Philippines Energy Policy Review Sets Green Economy Shift: Purisima: Climate finance integral to a successful transformation
Manila, Philippines – Friday, 3 June, 2016 – Finance Secretary Cesar V. Purisima welcomed President Benigno S. Aquino III’s call for a sweeping review of Philippine energy policy, setting the path for a whole-of-nation approach away from carbon and towards green energy development.
As chair of the V20 Group, now expanded to 43 countries most systemically vulnerable to the consequences of climate change, Purisima has called for a rethinking of the global economy through V20 initiatives like climate accounting and carbon pricing.
“Apart from its human costs—which ought to be a convincing enough reason for decisive global action in and of itself—climate change is a dead weight to the global economy. Business as usual no longer presents a strong business case for anyone. Shifting to clean, renewable energy is the best investment we can make for our future.
To this end, the V20 Group is developing concrete ways to reorder incentive structures governing human behavior in the global economy. Changing how we value and price the costs of human (in)action to climate change ought to make a green energy shift the only sensible choice to make for everyone,” Purisima said.
Climate change-related disasters have claimed over 1.35 million lives in total and affected an average of 218 million annually over the past 2 decades. Developing countries bear more than half the economic impact of climate change over 80% of its health impact, with annual climate change-related economic costs of $44.9 billion projected to increase ten-fold by 2030.
According to the Global Partnership for Preparedness, a group recently launched by V20 and several UN agencies, the global economic impact of climate change since 2005 has breached $1.3 trillion.
Purisima earlier emphasized this in his keynote address at the Future of Asia Conference in Tokyo, where he cited studies showing how climate change has already held back global development by close to 1% of the world GDP. Purisima also referred to a paper published in the scientific journal Nature estimating that overall economic production would fall by about 23 percent by 2100 if the climate keeps changing under the current models. The study also projected that climate change would reduce average incomes in the poorest 40 percent of countries by 75 percent in 2100, while making 43% of the global population poorer in 2100 than today.

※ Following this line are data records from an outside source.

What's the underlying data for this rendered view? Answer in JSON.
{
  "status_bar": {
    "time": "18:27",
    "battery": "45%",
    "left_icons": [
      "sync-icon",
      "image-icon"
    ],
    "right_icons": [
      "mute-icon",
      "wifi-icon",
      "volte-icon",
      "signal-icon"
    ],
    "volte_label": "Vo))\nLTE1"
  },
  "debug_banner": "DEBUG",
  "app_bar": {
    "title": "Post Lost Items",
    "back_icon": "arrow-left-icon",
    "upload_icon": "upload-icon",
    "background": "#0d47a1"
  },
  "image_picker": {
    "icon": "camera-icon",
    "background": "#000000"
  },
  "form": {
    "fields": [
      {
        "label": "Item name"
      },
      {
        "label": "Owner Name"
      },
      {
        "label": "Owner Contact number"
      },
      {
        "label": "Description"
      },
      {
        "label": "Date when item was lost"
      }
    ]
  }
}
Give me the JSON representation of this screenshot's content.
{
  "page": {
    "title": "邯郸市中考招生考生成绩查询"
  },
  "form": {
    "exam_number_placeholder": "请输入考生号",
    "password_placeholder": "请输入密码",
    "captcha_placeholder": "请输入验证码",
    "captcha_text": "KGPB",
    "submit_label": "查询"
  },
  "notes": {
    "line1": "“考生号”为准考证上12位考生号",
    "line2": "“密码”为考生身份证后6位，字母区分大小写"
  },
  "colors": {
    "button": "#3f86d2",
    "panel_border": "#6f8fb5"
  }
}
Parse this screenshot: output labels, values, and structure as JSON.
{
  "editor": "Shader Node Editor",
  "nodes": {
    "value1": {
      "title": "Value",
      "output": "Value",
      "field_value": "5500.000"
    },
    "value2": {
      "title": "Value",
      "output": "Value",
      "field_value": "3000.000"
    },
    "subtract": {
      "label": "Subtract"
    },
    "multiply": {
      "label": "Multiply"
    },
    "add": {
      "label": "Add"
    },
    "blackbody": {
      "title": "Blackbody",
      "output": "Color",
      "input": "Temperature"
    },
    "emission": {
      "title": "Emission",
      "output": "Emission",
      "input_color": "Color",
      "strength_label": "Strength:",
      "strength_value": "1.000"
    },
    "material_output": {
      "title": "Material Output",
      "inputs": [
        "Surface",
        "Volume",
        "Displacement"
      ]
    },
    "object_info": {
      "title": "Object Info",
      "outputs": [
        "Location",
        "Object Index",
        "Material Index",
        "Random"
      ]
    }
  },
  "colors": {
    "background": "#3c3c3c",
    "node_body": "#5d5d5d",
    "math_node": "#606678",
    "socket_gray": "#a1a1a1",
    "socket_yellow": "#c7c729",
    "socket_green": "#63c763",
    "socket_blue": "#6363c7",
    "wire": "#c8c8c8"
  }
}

“While we in the V20 Group work with experts and multilaterals on risk pooling mechanisms as well as other mitigation and adaptation measures, it is important for developing economies to get efficient access to financial resources to adapt and shift towards a green economy.” Purisima has been vocal in leading the V20 in advocating for swifter progress towards the achievement of the joint $100 billion developed country commitment for support to developing countries via the Green Climate Fund.
“Transitioning towards a green economy requires a lot of money, we must admit. It costs even more for developing countries. But the cost of saving our planet can never be more than the cost of losing it. This is why we need global collaboration on climate finance to fund a more sustainable future,” Purisima added.
Spring Message from H.E. Cesar V. Purisima, Secretary of Finance of the Philippines
The V20 Finance Ministers will gather for the second time this week in Washington, DC. Our attentions will again focus on economic and financial responses to climate change as we follow-up on the landmark Paris Agreement of last December. With temperatures still on the rise, climate change remains a primary threat to our prosperity and to global development.
Addressing the challenges of our climate reality presents enormous opportunities. As the first group of finance ministers dedicated to responding to climate change, we are increasing our level of activity to pioneer innovative responses from across our enlarged membership of more than 40 economies, while remaining true to the core needs of members most threatened by global warming. We are also actively strengthening our partnerships with finance and development institutions and groups, as well as the private sector. We are working for a financial system consistent with the new 1.5 degrees Celsius Paris Agreement target and the reinforcing of the resilience of vulnerable groups around the world.
Without pushing a concrete and viable financial roadmap forward, we risk turning this forum into another talk shop that fails the most vulnerable of our populations. This is a risk we refuse to take. Having worked as an accountant for a large part of my adult life, I know very well that only what gets measured gets done. I do believe however, that there is indeed strength in numbers. Together, we are determined to find clear, definitive solutions for our countries to mitigate and adapt to climate change.
We are very optimistic on the progress of our work. Stay tuned to this week’s events and the outcomes of the 2nd V20 Ministerial Dialogue on Thursday. Join the conversation; help collaborate on global action towards a climate-resilient future.